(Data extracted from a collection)
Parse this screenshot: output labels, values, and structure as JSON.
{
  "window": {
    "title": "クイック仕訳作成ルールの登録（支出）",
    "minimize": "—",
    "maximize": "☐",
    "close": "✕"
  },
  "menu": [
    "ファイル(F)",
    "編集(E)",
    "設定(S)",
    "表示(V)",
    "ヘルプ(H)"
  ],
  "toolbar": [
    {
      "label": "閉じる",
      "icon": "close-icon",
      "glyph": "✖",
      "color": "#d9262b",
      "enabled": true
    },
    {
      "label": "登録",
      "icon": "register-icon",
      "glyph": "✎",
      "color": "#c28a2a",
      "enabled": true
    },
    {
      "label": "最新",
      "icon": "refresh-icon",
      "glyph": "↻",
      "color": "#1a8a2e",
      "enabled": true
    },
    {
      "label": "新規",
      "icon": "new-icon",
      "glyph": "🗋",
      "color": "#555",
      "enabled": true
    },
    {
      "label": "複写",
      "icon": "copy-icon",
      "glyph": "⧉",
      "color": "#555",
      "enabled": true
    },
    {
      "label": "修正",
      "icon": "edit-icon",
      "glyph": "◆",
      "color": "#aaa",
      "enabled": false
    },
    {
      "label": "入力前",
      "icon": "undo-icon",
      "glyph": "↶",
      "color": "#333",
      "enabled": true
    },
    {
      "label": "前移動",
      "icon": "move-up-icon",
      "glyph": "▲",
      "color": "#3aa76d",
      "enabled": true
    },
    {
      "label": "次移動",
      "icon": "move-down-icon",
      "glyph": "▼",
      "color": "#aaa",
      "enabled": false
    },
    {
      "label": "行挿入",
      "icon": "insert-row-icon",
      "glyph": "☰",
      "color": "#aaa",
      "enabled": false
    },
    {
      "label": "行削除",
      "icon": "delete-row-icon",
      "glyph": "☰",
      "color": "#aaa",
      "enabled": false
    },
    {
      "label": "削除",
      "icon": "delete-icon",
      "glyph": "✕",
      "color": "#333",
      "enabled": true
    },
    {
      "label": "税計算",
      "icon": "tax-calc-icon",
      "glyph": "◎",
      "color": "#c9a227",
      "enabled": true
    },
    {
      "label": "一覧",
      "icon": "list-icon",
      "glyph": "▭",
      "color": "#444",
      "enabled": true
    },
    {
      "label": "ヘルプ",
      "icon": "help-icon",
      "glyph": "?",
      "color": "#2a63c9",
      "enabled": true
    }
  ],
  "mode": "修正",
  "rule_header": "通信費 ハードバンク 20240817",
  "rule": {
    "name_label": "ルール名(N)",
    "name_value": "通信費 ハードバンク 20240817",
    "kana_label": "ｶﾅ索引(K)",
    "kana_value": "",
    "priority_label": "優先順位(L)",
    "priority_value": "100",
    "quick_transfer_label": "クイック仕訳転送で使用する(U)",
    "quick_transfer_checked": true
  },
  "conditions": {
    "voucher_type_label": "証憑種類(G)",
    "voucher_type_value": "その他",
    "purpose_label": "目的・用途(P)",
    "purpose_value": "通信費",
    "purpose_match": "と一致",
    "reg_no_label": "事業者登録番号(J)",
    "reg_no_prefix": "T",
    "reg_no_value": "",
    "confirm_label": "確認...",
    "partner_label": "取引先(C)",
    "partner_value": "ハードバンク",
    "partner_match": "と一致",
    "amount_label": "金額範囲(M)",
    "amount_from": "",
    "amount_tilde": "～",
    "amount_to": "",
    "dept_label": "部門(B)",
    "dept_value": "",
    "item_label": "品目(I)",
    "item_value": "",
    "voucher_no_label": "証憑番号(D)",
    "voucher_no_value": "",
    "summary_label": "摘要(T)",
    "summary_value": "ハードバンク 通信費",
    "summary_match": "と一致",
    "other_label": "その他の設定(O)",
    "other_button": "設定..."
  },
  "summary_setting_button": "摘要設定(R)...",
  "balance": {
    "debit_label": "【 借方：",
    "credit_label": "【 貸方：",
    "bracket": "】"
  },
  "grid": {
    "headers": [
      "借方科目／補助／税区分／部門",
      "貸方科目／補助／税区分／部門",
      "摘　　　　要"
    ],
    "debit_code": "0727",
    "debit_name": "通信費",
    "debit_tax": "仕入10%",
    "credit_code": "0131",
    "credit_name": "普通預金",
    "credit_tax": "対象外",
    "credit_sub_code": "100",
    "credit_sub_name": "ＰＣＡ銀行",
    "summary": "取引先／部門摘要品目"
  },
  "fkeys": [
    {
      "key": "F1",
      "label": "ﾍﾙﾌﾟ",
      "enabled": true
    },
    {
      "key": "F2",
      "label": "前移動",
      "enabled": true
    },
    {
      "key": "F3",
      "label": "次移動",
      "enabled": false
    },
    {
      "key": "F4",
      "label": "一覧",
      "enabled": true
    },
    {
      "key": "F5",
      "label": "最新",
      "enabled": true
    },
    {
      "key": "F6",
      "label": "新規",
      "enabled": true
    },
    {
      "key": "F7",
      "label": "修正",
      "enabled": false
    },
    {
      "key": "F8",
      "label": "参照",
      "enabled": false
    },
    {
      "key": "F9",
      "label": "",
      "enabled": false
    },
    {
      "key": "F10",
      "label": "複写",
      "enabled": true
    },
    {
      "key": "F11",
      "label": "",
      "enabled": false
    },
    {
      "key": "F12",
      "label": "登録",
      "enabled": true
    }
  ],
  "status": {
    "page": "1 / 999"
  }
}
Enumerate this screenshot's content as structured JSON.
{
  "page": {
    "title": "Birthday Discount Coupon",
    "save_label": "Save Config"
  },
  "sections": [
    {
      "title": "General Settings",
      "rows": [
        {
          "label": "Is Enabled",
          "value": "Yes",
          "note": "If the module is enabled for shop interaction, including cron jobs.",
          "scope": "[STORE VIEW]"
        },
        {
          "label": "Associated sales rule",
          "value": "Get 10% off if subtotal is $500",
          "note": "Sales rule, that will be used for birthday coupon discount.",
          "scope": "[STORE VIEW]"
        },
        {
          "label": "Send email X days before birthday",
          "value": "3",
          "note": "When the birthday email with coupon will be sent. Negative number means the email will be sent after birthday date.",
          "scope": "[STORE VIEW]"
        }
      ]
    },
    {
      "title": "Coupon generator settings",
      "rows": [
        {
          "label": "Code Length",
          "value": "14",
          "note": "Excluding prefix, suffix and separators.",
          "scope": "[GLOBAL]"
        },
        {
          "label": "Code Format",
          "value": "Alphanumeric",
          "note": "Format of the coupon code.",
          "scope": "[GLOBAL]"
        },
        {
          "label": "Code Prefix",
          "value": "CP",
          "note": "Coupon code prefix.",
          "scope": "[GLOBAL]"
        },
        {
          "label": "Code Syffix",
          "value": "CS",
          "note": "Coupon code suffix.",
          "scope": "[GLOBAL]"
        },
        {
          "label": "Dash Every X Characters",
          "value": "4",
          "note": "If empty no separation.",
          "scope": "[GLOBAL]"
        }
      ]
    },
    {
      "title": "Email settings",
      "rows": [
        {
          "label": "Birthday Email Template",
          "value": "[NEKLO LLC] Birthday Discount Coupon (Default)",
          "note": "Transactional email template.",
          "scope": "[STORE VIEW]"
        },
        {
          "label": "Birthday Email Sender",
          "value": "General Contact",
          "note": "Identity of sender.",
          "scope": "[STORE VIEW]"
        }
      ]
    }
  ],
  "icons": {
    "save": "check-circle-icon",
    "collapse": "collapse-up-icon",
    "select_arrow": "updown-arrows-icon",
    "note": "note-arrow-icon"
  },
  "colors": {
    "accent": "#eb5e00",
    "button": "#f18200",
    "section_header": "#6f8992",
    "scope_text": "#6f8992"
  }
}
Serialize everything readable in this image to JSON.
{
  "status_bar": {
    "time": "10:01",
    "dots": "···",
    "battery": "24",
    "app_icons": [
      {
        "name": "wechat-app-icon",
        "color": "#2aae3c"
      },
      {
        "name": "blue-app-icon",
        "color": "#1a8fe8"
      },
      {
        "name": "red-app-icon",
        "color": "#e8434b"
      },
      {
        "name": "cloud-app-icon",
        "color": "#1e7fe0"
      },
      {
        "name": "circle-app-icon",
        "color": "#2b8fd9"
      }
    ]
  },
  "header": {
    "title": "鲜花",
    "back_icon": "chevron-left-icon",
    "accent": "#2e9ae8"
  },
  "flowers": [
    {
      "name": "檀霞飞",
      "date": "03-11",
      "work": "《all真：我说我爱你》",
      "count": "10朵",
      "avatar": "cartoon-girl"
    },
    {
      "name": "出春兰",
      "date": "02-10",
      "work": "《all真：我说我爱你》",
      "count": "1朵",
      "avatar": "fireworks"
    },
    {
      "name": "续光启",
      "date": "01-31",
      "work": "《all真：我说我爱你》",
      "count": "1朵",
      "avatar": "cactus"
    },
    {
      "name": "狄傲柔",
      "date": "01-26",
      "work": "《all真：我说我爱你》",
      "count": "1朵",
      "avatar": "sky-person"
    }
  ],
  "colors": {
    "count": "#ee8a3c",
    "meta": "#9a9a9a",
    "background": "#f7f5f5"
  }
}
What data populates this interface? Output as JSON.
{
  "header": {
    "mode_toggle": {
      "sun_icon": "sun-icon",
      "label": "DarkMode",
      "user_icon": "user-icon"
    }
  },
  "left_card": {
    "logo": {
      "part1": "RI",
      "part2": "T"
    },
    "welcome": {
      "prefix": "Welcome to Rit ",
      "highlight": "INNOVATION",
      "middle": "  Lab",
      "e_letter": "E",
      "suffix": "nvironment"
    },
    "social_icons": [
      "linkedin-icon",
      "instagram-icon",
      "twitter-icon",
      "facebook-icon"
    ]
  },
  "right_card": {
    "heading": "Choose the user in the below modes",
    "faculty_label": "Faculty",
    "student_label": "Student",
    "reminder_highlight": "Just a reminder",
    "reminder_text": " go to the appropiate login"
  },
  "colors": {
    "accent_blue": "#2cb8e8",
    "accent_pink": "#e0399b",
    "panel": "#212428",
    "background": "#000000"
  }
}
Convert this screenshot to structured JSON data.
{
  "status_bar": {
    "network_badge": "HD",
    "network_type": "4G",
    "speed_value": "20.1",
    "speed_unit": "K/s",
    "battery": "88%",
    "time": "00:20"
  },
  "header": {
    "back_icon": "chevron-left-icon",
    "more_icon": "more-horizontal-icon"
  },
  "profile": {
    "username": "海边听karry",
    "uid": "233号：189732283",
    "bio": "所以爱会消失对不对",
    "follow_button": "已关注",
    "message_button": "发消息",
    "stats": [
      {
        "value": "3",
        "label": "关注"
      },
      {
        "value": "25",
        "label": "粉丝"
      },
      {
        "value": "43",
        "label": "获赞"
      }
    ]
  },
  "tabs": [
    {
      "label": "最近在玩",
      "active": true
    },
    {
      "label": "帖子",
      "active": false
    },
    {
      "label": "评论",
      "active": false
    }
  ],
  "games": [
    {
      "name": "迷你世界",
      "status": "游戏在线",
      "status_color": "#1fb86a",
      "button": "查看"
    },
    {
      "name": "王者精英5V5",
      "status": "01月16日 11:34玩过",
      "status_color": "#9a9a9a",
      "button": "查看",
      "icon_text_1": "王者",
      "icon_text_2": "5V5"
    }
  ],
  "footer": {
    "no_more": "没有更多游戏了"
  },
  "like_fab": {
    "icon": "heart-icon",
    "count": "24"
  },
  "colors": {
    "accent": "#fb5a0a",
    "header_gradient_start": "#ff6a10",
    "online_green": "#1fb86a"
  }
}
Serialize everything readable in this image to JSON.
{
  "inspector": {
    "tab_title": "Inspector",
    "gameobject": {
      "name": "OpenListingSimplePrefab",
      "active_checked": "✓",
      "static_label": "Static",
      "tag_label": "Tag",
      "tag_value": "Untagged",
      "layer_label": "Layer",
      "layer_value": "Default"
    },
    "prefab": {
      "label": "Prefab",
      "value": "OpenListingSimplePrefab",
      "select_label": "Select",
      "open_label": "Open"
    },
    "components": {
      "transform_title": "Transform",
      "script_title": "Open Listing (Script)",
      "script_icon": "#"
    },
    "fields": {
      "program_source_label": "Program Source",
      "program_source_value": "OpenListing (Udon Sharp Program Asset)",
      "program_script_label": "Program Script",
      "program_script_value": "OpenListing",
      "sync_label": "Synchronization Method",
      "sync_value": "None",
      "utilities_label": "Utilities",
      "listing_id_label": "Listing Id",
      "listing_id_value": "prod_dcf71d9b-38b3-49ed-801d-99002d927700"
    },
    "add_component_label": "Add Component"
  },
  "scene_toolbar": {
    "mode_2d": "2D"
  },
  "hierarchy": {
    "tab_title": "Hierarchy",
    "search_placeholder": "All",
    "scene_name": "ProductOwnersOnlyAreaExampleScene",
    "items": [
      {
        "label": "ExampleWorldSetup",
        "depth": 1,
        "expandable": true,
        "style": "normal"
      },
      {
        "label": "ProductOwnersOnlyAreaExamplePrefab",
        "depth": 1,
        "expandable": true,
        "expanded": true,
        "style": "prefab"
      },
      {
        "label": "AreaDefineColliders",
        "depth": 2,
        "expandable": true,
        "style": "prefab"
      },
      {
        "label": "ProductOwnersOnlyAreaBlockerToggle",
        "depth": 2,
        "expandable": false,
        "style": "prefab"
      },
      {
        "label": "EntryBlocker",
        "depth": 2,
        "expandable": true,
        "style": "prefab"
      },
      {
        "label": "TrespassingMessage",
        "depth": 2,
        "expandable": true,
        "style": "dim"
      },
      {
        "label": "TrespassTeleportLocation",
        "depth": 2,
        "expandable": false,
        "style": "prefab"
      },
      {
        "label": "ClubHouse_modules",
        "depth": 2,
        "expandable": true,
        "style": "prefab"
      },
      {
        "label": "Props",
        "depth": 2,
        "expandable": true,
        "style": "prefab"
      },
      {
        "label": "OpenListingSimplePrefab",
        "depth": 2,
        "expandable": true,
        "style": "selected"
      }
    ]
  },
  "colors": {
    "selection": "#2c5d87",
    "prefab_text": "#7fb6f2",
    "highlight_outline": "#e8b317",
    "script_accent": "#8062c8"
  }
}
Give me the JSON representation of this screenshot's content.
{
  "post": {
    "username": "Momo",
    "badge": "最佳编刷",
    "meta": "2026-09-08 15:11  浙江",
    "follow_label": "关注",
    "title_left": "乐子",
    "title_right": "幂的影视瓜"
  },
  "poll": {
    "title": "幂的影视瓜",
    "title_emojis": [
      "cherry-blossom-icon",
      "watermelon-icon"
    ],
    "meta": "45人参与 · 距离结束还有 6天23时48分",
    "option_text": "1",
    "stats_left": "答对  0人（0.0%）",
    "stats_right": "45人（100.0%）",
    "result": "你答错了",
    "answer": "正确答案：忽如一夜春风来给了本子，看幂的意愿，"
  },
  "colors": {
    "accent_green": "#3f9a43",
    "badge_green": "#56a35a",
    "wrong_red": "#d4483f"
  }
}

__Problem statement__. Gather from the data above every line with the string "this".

__Task output__.
Parse this screenshot: output labels, values, and structure as JSON.
Enumerate this screenshot's content as structured JSON.
Serialize everything readable in this image to JSON.
What data populates this interface? Output as JSON.
Convert this screenshot to structured JSON data.
Serialize everything readable in this image to JSON.
Give me the JSON representation of this screenshot's content.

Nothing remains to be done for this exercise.